Set out the records again, keeping every word as it is.

[Task material Boundary: Start]

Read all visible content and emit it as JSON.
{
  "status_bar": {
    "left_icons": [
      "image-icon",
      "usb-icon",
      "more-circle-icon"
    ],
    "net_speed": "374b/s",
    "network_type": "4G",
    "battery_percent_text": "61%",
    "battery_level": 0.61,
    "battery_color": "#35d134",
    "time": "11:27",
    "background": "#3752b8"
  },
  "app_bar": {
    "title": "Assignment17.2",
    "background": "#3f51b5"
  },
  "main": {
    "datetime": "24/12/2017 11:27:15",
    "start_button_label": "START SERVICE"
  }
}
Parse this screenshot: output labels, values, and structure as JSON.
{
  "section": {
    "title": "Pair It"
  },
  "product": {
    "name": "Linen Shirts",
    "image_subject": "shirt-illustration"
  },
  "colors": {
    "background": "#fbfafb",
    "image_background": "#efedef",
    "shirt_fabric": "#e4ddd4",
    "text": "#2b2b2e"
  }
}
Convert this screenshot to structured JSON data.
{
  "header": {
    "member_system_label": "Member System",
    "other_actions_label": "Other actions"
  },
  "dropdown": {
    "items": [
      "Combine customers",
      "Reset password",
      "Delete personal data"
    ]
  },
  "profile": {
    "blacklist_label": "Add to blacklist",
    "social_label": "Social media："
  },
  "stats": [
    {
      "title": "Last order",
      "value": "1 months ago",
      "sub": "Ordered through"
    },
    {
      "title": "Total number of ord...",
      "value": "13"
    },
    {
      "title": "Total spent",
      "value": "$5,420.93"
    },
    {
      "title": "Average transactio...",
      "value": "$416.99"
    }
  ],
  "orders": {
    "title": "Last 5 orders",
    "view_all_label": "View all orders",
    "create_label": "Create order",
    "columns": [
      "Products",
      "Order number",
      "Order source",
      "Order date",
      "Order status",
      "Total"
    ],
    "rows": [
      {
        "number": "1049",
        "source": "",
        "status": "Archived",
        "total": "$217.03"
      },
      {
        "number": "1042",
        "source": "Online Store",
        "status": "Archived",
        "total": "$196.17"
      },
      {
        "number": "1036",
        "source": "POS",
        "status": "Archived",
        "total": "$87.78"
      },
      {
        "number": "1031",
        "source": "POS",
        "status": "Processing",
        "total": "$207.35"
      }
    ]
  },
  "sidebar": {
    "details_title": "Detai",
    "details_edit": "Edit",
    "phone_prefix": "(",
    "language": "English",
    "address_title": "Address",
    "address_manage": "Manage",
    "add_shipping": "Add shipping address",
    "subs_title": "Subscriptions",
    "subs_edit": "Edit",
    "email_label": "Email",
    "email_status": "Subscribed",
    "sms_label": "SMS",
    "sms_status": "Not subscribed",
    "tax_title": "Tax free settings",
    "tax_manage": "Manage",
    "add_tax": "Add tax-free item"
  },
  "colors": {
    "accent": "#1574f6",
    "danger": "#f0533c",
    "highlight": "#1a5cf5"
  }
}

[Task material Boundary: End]

Solution for this problem
Read all visible content and emit it as JSON.
{
  "status_bar": {
    "left_icons": [
      "image-icon",
      "usb-icon",
      "more-circle-icon"
    ],
    "net_speed": "374b/s",
    "network_type": "4G",
    "battery_percent_text": "61%",
    "battery_level": 0.61,
    "battery_color": "#35d134",
    "time": "11:27",
    "background": "#3752b8"
  },
  "app_bar": {
    "title": "Assignment17.2",
    "background": "#3f51b5"
  },
  "main": {
    "datetime": "24/12/2017 11:27:15",
    "start_button_label": "START SERVICE"
  }
}
Parse this screenshot: output labels, values, and structure as JSON.
{
  "section": {
    "title": "Pair It"
  },
  "product": {
    "name": "Linen Shirts",
    "image_subject": "shirt-illustration"
  },
  "colors": {
    "background": "#fbfafb",
    "image_background": "#efedef",
    "shirt_fabric": "#e4ddd4",
    "text": "#2b2b2e"
  }
}
Convert this screenshot to structured JSON data.
{
  "header": {
    "member_system_label": "Member System",
    "other_actions_label": "Other actions"
  },
  "dropdown": {
    "items": [
      "Combine customers",
      "Reset password",
      "Delete personal data"
    ]
  },
  "profile": {
    "blacklist_label": "Add to blacklist",
    "social_label": "Social media："
  },
  "stats": [
    {
      "title": "Last order",
      "value": "1 months ago",
      "sub": "Ordered through"
    },
    {
      "title": "Total number of ord...",
      "value": "13"
    },
    {
      "title": "Total spent",
      "value": "$5,420.93"
    },
    {
      "title": "Average transactio...",
      "value": "$416.99"
    }
  ],
  "orders": {
    "title": "Last 5 orders",
    "view_all_label": "View all orders",
    "create_label": "Create order",
    "columns": [
      "Products",
      "Order number",
      "Order source",
      "Order date",
      "Order status",
      "Total"
    ],
    "rows": [
      {
        "number": "1049",
        "source": "",
        "status": "Archived",
        "total": "$217.03"
      },
      {
        "number": "1042",
        "source": "Online Store",
        "status": "Archived",
        "total": "$196.17"
      },
      {
        "number": "1036",
        "source": "POS",
        "status": "Archived",
        "total": "$87.78"
      },
      {
        "number": "1031",
        "source": "POS",
        "status": "Processing",
        "total": "$207.35"
      }
    ]
  },
  "sidebar": {
    "details_title": "Detai",
    "details_edit": "Edit",
    "phone_prefix": "(",
    "language": "English",
    "address_title": "Address",
    "address_manage": "Manage",
    "add_shipping": "Add shipping address",
    "subs_title": "Subscriptions",
    "subs_edit": "Edit",
    "email_label": "Email",
    "email_status": "Subscribed",
    "sms_label": "SMS",
    "sms_status": "Not subscribed",
    "tax_title": "Tax free settings",
    "tax_manage": "Manage",
    "add_tax": "Add tax-free item"
  },
  "colors": {
    "accent": "#1574f6",
    "danger": "#f0533c",
    "highlight": "#1a5cf5"
  }
}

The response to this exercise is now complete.